ENGL 414 Tolkien

Students will explore key themes that structure J.R.R. Tolkien’s works, through his longer novels (The Lord of the Rings and The Silmarillion), short stories (“Smith of Wootton Major” and “Leaf by Niggle”), and poetry.  Critical scholarship will supplement our exploration of Tolkien’s unrivaled impact on modern views of myth, morality, and the Middle Ages.



This class introduces William Shakespeare’s works through the lens of performance studies and race. In addition to reading each of the major Shakespearean genres—poetry, tragedy, history, comedy, and romance—we hope to attend two performances at the Cincinnati Shakespeare Company and a staged reading on campus. Throughout the class, we will consider not only the historical context of the works and their critical heritage, but also what it means to encounter them in theatrical productions today, and how we can enhance our appreciation of the texts through critical race theory and scholarship. In addition to spirited participation in class discussion and a presentation, students will write in a variety of forms, including Twitter, wikis, performance reviews, creative work, and research-driven essays. All of the coursework is designed to strengthen students’ critical reading, writing, and thinking skills. There is a $40 cost associated with this course, covering tickets to the two live performances. If this cost is prohibitive, students can be reimbursed.


ENGL 468 Transatlantic Literature

Sexuality, Reproduction, and The New Woman
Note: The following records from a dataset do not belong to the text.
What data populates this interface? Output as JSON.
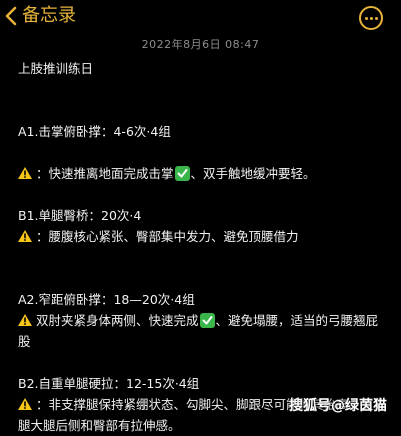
{
  "header": {
    "back_label": "备忘录",
    "back_icon": "chevron-left-icon",
    "more_icon": "more-circle-icon",
    "accent_color": "#e6b33a"
  },
  "note": {
    "timestamp": "2022年8月6日 08:47",
    "title": "上肢推训练日",
    "a1": {
      "heading": "A1.击掌俯卧撑：4-6次·4组",
      "tip_part1": "：快速推离地面完成击掌",
      "tip_part2": "、双手触地缓冲要轻。"
    },
    "b1": {
      "heading": "B1.单腿臀桥：20次·4",
      "tip": "：腰腹核心紧张、臀部集中发力、避免顶腰借力"
    },
    "a2": {
      "heading": "A2.窄距俯卧撑：18—20次·4组",
      "tip_part1": "双肘夹紧身体两侧、快速完成",
      "tip_part2": "、避免塌腰，适当的弓腰翘屁股"
    },
    "b2": {
      "heading": "B2.自重单腿硬拉：12-15次·4组",
      "tip": "：非支撑腿保持紧绷状态、勾脚尖、脚跟尽可能将其抬高、支撑腿大腿后侧和臀部有拉伸感。"
    }
  },
  "watermark": "搜狐号@绿茵猫"
}
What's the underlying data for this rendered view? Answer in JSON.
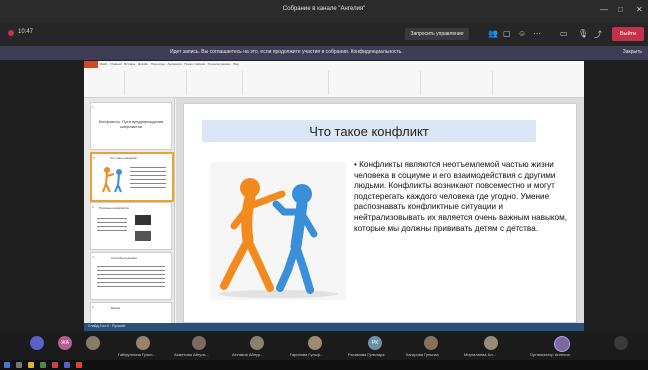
{
  "window": {
    "title": "Собрание в канале \"Ангелия\"",
    "controls": [
      "—",
      "□",
      "✕"
    ]
  },
  "toolbar": {
    "timer": "10:47",
    "share_label": "Запросить управление",
    "icons": [
      "participants-icon",
      "chat-icon",
      "reactions-icon",
      "hand-icon",
      "more-icon",
      "camera-icon",
      "mic-icon",
      "share-icon"
    ],
    "leave_label": "Выйти"
  },
  "banner": {
    "text": "Идет запись. Вы соглашаетесь на это, если продолжите участие в собрании. Конфиденциальность.",
    "dismiss": "Закрыть"
  },
  "ppt": {
    "status": "Слайд 2 из 5 · Русский",
    "ribbon_tabs": [
      "Файл",
      "Главная",
      "Вставка",
      "Дизайн",
      "Переходы",
      "Анимация",
      "Показ слайдов",
      "Рецензирование",
      "Вид"
    ],
    "thumbnails": [
      {
        "num": "1",
        "title": "Конфликты. Пути предупреждения конфликтов"
      },
      {
        "num": "2",
        "title": "Что такое конфликт"
      },
      {
        "num": "3",
        "title": "Причины конфликтов"
      },
      {
        "num": "4",
        "title": "Способы решения"
      },
      {
        "num": "5",
        "title": "Вывод"
      }
    ],
    "slide": {
      "title": "Что такое конфликт",
      "body": "Конфликты являются неотъемлемой частью жизни человека в социуме и его взаимодействия с другими людьми. Конфликты возникают повсеместно и могут подстерегать каждого человека где угодно. Умение распознавать конфликтные ситуации и нейтрализовывать их является очень важным навыком, которые мы должны прививать детям с детства."
    }
  },
  "participants": [
    {
      "initials": "",
      "name": ""
    },
    {
      "initials": "ЖА",
      "name": ""
    },
    {
      "initials": "",
      "name": ""
    },
    {
      "initials": "",
      "name": "Гайфуллина Гульн..."
    },
    {
      "initials": "",
      "name": "Ахметова Айгуль..."
    },
    {
      "initials": "",
      "name": "Ахтямов Айнур..."
    },
    {
      "initials": "",
      "name": "Гарипова Гульф..."
    },
    {
      "initials": "РК",
      "name": "Рахимова Гульнара"
    },
    {
      "initials": "",
      "name": "Кагирова Гульназ"
    },
    {
      "initials": "",
      "name": "Миргалиева Ал..."
    },
    {
      "initials": "",
      "name": "Организатор Ангелия"
    },
    {
      "initials": "",
      "name": ""
    }
  ],
  "colors": {
    "leave": "#c4314b",
    "banner": "#3d3d56",
    "ppt_accent": "#d24726"
  }
}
If you’ve read the news lately, you’ll know that reproductive rights and justice is front and center in our current American environment. But this investment in and interrogation of women’s embodiment is nothing new; an interest in sexuality and reproduction have long been a facet of cultural and artistic representations of women in both American and British contexts. In this Transatlantic Literature course, we’ll consider representations of sexuality and reproduction from the late 18th to the early 20th centuries, with a particular focus on the late 19th discourse concerning “the New Woman” as it intersects with and challenges traditional models of femininity, maternity, and sexuality. Potential texts we might treat include nonfiction excerpts from a midwife’s diaries from 18th century New England and from letters written by women who gave birth to illegitimate children in Victorian London; fiction about fallen women (Esther Waters by George Moore; Summer by Edith Wharton) and New Women (The Awakening by Kate Chopin; various short stories); and engagement with illegal abortion (Voyage in the Dark by Jean Rhys; The Wild Palms by William Faulkner; “Hills Like White Elephants” by Ernest Hemingway). The course will focus on a wide swath of period-specific readings, but also offer opportunities for students, in their projects and papers, to connect these literary works to contemporary events.  


ENGL 482 Modern American Fiction

In this course we will study a variety of American novels and short stories ranging from the middle of the 20th century to the early 21st century. The organizing theme will be “Teachers and Students.” Readings are likely to include books by Alison Bechdel, Don DeLillo, Donna Tartt, and John Williams, as well as short stories by James Baldwin, Denis Johnson, Flannery O’Connor, ZZ Packer, Philip Roth, and Alice Walker. The course will be discussion based, and assignments will include short essays and a research project.